* PROBLEM DESCRIPTION *
Find out how many lines of the listing below include "settings" and report only that number.

* PROVIDED DATA *
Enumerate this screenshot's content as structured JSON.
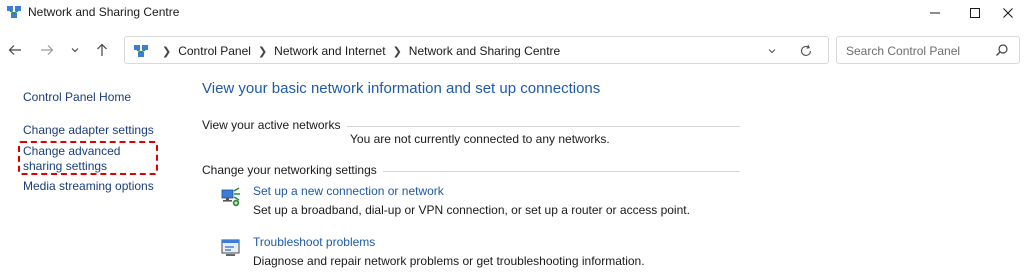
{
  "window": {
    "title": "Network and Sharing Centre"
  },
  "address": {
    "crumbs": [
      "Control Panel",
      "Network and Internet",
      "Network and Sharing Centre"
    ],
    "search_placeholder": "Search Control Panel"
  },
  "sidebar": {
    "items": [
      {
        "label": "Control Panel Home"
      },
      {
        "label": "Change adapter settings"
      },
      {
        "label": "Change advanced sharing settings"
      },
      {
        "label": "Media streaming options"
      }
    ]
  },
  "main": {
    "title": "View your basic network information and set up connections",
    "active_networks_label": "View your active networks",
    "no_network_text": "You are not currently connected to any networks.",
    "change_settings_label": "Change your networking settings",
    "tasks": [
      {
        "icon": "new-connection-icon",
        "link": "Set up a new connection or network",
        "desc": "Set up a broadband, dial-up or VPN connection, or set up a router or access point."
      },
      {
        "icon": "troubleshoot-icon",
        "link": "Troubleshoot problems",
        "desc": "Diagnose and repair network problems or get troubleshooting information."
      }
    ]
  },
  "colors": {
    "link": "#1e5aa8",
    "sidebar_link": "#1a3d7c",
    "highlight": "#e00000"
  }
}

* SOLVED PROBLEM *
3